Charles Dickens was a sickly child, and while other boys played cricket and other active games, Charles read books. When Charles was six or seven he wrote a play, Misnar, the Sultan of India, which he performed with childhood friends. The manuscript for Misnar has not survived.
When Charles was nine or ten his cousin James Lamert made a toy theater for him, which enabled Charles to visualize and perform plays based on his extensive reading, which included Roderick Random, Tom Jones, and The Arabian Nights.
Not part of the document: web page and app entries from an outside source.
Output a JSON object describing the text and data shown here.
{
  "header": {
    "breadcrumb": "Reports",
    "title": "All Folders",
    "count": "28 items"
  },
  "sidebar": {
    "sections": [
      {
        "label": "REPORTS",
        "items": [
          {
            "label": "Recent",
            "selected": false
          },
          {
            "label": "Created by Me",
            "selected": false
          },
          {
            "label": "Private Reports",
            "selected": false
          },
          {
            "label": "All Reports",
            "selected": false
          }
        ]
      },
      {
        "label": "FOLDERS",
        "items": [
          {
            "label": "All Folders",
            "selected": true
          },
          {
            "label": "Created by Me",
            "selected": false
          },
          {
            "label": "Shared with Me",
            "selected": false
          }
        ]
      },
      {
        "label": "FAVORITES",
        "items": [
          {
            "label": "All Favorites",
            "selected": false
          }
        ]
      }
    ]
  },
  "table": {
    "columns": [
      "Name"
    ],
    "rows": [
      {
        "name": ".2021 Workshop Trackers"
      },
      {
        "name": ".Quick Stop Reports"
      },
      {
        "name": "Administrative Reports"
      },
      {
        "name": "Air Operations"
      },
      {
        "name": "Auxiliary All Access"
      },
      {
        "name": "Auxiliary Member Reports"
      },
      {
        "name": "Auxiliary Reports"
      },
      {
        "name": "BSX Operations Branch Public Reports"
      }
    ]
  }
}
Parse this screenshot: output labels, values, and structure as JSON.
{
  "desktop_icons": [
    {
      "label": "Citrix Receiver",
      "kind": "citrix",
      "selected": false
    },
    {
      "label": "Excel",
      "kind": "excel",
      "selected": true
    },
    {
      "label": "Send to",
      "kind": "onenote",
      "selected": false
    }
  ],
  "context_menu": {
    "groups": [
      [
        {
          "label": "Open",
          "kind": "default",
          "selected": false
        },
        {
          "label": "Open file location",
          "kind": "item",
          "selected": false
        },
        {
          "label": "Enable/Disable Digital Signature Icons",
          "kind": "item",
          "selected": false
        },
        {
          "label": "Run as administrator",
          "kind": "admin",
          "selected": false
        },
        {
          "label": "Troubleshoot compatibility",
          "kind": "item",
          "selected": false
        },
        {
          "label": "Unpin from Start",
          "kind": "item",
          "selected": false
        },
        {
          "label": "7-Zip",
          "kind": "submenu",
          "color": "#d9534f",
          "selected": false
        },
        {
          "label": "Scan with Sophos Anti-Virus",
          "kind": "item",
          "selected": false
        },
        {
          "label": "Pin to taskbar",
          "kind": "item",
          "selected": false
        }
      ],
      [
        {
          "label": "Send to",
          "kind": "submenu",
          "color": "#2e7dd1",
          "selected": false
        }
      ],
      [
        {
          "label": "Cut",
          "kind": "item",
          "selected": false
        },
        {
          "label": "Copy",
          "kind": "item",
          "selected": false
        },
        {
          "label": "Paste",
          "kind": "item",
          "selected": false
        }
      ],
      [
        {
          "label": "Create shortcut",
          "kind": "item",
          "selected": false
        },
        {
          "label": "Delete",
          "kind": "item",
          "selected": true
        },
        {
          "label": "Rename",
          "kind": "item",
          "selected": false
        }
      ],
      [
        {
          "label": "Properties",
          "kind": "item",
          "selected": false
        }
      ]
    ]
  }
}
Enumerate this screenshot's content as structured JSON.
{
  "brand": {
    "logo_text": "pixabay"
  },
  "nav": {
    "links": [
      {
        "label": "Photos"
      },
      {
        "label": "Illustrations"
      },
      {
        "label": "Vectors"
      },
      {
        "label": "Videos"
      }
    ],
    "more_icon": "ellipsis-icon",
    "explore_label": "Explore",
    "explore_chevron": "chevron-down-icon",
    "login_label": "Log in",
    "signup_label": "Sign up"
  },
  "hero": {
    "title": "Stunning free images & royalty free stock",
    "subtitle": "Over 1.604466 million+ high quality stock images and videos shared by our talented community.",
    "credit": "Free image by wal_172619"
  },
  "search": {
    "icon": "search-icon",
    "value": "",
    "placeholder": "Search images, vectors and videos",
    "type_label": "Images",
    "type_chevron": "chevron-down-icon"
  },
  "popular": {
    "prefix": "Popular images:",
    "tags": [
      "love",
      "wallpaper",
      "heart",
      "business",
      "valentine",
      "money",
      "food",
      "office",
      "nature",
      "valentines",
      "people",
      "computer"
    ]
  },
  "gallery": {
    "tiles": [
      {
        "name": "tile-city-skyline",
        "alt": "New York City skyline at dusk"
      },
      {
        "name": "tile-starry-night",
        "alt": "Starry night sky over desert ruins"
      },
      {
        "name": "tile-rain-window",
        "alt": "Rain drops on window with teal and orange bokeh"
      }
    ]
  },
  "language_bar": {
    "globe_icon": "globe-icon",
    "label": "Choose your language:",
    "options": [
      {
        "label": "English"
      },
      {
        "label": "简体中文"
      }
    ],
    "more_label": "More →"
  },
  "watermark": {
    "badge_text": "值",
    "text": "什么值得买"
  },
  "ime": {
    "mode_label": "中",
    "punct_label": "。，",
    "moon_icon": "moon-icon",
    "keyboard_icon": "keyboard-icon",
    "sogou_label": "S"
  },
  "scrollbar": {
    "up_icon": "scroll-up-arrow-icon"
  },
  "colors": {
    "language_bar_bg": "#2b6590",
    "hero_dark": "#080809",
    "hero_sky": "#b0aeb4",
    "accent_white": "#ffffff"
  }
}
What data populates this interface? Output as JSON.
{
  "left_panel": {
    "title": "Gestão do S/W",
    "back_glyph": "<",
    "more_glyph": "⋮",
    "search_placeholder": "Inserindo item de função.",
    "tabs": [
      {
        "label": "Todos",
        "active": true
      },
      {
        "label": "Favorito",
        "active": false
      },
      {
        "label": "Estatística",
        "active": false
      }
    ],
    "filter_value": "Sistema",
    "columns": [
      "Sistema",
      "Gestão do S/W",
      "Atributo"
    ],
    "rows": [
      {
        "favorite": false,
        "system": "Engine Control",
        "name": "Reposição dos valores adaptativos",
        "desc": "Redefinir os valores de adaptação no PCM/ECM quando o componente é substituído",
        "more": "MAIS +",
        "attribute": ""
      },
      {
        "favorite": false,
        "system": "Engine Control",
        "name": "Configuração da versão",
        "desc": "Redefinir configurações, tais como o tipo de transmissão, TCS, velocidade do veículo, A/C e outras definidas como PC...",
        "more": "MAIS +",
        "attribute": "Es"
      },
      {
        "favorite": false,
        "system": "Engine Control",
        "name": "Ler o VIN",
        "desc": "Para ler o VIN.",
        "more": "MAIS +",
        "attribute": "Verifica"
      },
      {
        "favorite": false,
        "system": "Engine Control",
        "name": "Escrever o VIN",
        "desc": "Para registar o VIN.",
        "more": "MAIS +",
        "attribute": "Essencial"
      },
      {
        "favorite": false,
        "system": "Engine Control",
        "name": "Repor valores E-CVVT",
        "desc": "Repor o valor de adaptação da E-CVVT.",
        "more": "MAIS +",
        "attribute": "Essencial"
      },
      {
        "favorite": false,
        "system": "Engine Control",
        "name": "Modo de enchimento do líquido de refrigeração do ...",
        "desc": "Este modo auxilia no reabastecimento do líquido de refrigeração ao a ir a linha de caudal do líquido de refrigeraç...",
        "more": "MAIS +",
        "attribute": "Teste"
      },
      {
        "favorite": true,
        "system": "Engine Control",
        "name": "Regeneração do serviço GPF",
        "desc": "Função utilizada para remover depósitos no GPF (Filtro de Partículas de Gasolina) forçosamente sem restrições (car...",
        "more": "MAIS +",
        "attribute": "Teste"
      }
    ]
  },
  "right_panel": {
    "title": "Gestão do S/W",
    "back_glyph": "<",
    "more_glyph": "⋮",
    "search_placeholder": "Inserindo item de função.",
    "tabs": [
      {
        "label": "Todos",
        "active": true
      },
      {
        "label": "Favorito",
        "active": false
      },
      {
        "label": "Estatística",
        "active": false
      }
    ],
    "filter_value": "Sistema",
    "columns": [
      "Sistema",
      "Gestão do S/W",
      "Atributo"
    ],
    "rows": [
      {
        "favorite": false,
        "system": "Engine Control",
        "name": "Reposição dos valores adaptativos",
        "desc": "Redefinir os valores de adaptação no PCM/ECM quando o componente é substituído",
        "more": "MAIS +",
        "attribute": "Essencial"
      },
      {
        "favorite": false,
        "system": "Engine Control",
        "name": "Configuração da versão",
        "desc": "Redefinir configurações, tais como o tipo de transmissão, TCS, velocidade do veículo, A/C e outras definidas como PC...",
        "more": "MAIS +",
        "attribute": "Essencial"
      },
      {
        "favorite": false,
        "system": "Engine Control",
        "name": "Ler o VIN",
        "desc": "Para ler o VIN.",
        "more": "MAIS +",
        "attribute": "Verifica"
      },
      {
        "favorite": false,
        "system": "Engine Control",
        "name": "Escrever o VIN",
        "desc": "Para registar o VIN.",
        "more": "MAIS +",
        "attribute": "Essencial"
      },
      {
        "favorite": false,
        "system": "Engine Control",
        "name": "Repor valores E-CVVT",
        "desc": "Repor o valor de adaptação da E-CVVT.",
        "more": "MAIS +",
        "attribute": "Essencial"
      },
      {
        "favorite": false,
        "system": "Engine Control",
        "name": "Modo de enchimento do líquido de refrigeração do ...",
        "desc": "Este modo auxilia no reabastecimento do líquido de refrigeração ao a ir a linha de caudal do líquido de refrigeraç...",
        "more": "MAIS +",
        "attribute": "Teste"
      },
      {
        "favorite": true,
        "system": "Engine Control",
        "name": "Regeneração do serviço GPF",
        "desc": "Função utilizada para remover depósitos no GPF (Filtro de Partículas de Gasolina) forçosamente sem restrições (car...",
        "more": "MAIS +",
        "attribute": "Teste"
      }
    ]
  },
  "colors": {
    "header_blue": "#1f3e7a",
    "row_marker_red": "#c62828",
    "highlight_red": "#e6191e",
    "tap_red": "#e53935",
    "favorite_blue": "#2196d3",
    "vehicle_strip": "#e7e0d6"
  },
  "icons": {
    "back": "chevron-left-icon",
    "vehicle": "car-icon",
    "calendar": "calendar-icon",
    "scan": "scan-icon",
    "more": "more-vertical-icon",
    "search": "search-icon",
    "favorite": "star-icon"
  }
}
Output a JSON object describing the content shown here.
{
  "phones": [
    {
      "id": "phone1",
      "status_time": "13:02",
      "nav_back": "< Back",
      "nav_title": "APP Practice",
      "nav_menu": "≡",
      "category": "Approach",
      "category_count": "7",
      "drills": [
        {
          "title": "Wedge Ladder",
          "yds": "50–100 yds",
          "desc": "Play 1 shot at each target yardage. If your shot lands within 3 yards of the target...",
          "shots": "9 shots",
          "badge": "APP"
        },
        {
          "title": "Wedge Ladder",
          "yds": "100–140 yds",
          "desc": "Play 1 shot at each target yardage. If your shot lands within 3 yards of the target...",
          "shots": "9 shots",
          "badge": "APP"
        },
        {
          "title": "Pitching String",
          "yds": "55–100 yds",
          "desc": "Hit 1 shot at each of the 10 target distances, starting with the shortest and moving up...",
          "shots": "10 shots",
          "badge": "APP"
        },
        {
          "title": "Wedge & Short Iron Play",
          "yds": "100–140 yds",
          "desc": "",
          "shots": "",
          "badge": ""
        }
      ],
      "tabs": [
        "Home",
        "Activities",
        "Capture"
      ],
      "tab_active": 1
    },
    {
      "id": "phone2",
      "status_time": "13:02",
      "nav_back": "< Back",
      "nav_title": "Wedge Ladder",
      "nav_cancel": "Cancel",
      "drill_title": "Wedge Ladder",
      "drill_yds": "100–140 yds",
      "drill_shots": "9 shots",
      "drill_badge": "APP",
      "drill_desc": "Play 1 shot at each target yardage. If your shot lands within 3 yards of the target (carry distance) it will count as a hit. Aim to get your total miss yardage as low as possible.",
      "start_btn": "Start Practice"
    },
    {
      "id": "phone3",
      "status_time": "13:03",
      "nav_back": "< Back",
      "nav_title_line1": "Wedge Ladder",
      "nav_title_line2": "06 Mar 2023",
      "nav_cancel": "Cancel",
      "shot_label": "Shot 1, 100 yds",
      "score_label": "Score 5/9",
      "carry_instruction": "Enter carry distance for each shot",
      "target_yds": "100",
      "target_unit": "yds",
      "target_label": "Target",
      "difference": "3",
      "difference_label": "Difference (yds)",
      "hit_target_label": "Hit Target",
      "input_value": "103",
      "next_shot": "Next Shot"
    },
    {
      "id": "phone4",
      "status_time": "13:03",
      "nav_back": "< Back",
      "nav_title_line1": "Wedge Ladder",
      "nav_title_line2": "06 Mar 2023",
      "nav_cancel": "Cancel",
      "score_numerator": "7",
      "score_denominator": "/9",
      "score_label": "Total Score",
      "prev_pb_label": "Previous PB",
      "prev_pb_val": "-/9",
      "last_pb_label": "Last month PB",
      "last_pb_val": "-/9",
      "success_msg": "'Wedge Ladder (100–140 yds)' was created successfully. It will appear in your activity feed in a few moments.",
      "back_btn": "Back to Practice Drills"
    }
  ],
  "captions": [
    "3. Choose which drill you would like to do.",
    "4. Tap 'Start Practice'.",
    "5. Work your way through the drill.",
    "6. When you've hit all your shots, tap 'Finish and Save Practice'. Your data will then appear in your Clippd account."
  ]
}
Toy theaters were popular children’s playthings during the mid-nineteenth century. They were distributed by a number of publishers, including Skelt, J. K. Green, and Pollack. The toy included an abbreviated story, with parts suitable for young readers. Sketches of the characters and sets were printed on heavy paper stock, and these could be positioned inside a tabletop stage. Children cut out the sketches, and reassembled them to create the various scenes in the play.
If the cutouts were uncolored they were sold for a penny; if colored, for two pence.
Exhibited here is a toy theater script and cutouts for Oliver Twist, which was distributed by Green in 1846. Oliver Twist was the only novel by Dickens to be adapted for toy theaters. The sheet shown below is plain (that is, uncolored) and sold for a penny.